In its truest sense, it’s a “learn-by-doing” program that includes everything “transliterate.” It doesn’t stop there. Students are learning to solve problems while gaining content knowledge which will ultimately prepare East Austin Prep students for college level studies and jobs in our technological world.
All of this may sound great on the surface, but having spent some time in several Globaloria classes, I realized how impactful the program truly is. Imagine walking into a middle school classroom where students are 100% engaged in learning day in and day out. In order for students to choose a social issue in which to devote most of their year’s focus, teachers must expose them to current events and issues affecting them, not only in their community, but issues that have a worldwide scope.

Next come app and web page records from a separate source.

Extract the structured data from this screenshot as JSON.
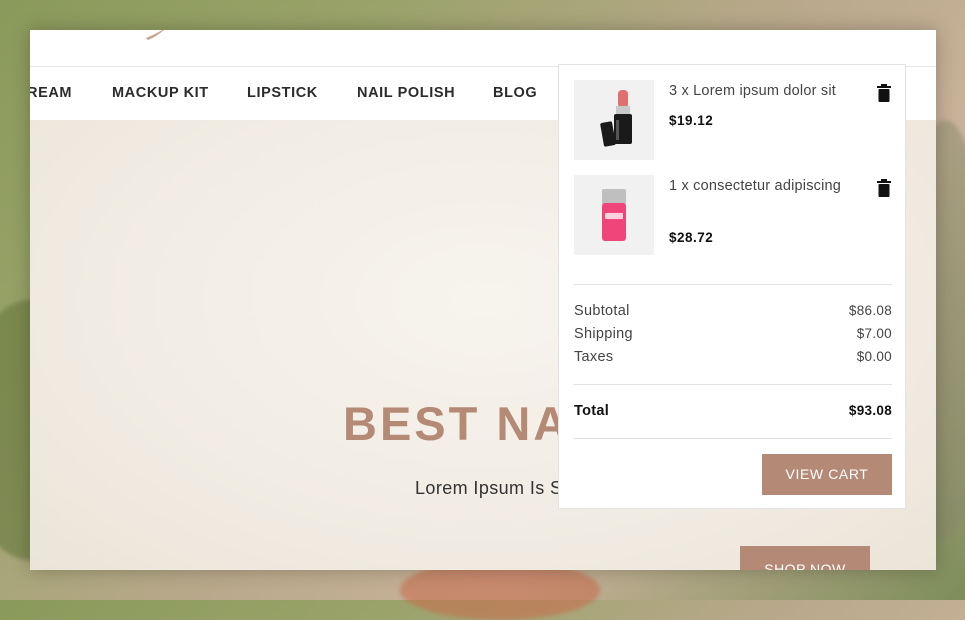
{
  "nav": {
    "items": [
      "REAM",
      "MACKUP KIT",
      "LIPSTICK",
      "NAIL POLISH",
      "BLOG"
    ]
  },
  "hero": {
    "title": "BEST NAT",
    "subtitle": "Lorem Ipsum Is S",
    "button_label": "SHOP NOW"
  },
  "cart": {
    "items": [
      {
        "name": "3 x Lorem ipsum dolor sit",
        "price": "$19.12",
        "icon": "lipstick-image"
      },
      {
        "name": "1 x consectetur adipiscing",
        "price": "$28.72",
        "icon": "cosmetic-jar-image"
      }
    ],
    "subtotal_label": "Subtotal",
    "subtotal_value": "$86.08",
    "shipping_label": "Shipping",
    "shipping_value": "$7.00",
    "taxes_label": "Taxes",
    "taxes_value": "$0.00",
    "total_label": "Total",
    "total_value": "$93.08",
    "view_cart_label": "VIEW CART"
  },
  "colors": {
    "accent": "#b48a76",
    "text_dark": "#2b2b2b"
  }
}
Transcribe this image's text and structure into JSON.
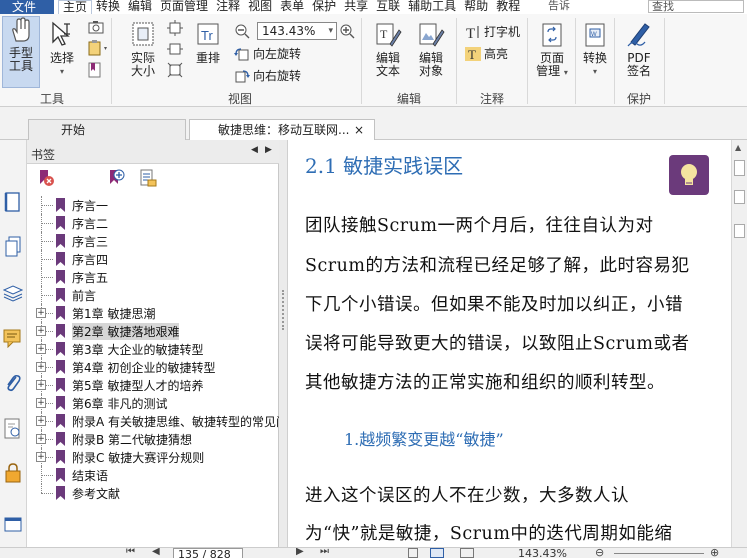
{
  "menubar": {
    "file": "文件",
    "items": [
      "主页",
      "转换",
      "编辑",
      "页面管理",
      "注释",
      "视图",
      "表单",
      "保护",
      "共享",
      "互联",
      "辅助工具",
      "帮助",
      "教程"
    ],
    "active_index": 0,
    "right_text": "告诉",
    "search_placeholder": "查找"
  },
  "ribbon": {
    "hand_tool": "手型\n工具",
    "select": "选择",
    "tools_group": "工具",
    "actual_size": "实际\n大小",
    "reflow": "重排",
    "zoom_value": "143.43%",
    "rotate_left": "向左旋转",
    "rotate_right": "向右旋转",
    "view_group": "视图",
    "edit_text": "编辑\n文本",
    "edit_object": "编辑\n对象",
    "edit_group": "编辑",
    "typewriter": "打字机",
    "highlight": "高亮",
    "comment_group": "注释",
    "page_manage": "页面\n管理",
    "convert": "转换",
    "pdf_sign": "PDF\n签名",
    "protect_group": "保护"
  },
  "tabs": [
    {
      "label": "开始"
    },
    {
      "label": "敏捷思维：移动互联网...",
      "close": "×"
    }
  ],
  "bookmarks": {
    "title": "书签",
    "items": [
      {
        "label": "序言一",
        "expandable": false
      },
      {
        "label": "序言二",
        "expandable": false
      },
      {
        "label": "序言三",
        "expandable": false
      },
      {
        "label": "序言四",
        "expandable": false
      },
      {
        "label": "序言五",
        "expandable": false
      },
      {
        "label": "前言",
        "expandable": false
      },
      {
        "label": "第1章  敏捷思潮",
        "expandable": true
      },
      {
        "label": "第2章  敏捷落地艰难",
        "expandable": true,
        "selected": true
      },
      {
        "label": "第3章  大企业的敏捷转型",
        "expandable": true
      },
      {
        "label": "第4章  初创企业的敏捷转型",
        "expandable": true
      },
      {
        "label": "第5章  敏捷型人才的培养",
        "expandable": true
      },
      {
        "label": "第6章  非凡的测试",
        "expandable": true
      },
      {
        "label": "附录A  有关敏捷思维、敏捷转型的常见问",
        "expandable": true
      },
      {
        "label": "附录B  第二代敏捷猜想",
        "expandable": true
      },
      {
        "label": "附录C  敏捷大赛评分规则",
        "expandable": true
      },
      {
        "label": "结束语",
        "expandable": false
      },
      {
        "label": "参考文献",
        "expandable": false
      }
    ]
  },
  "document": {
    "heading": "2.1    敏捷实践误区",
    "lines": [
      "    团队接触Scrum一两个月后，往往自认为对",
      "Scrum的方法和流程已经足够了解，此时容易犯",
      "下几个小错误。但如果不能及时加以纠正，小错",
      "误将可能导致更大的错误，以致阻止Scrum或者",
      "其他敏捷方法的正常实施和组织的顺利转型。"
    ],
    "subheading": "1.越频繁变更越“敏捷”",
    "lines2": [
      "    进入这个误区的人不在少数，大多数人认",
      "为“快”就是敏捷，Scrum中的迭代周期如能缩"
    ]
  },
  "status": {
    "page": "135 / 828",
    "zoom": "143.43%"
  },
  "colors": {
    "accent": "#2f5fa6",
    "heading_blue": "#2e6db4",
    "bookmark_purple": "#6b3a7b"
  }
}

As students blog and create their wiki sites, teachers are able to help them with grammar and writing skills. Step by step, teachers begin the process of teaching game design. Students play different types of games to get the feel of what makes a game fun, challenging, and inviting to the player. They learn how to design vector spaces and draw in FLASH (words relatively unknown to this digital illiterate). The program has many layers and the lessons never end.
I thought that after their first year in the program, students would disengage and become bored with the structure, but after visiting with several in their third year of the program, that was not the case. Each year, student’s take their “games” to a whole, new level and some even enter national game design competitions.
East Austin College Prep Academy is trying to do all it can to prepare their students for a changing economy. So, as East Austin Prep students might say to others in the community, “Game On!”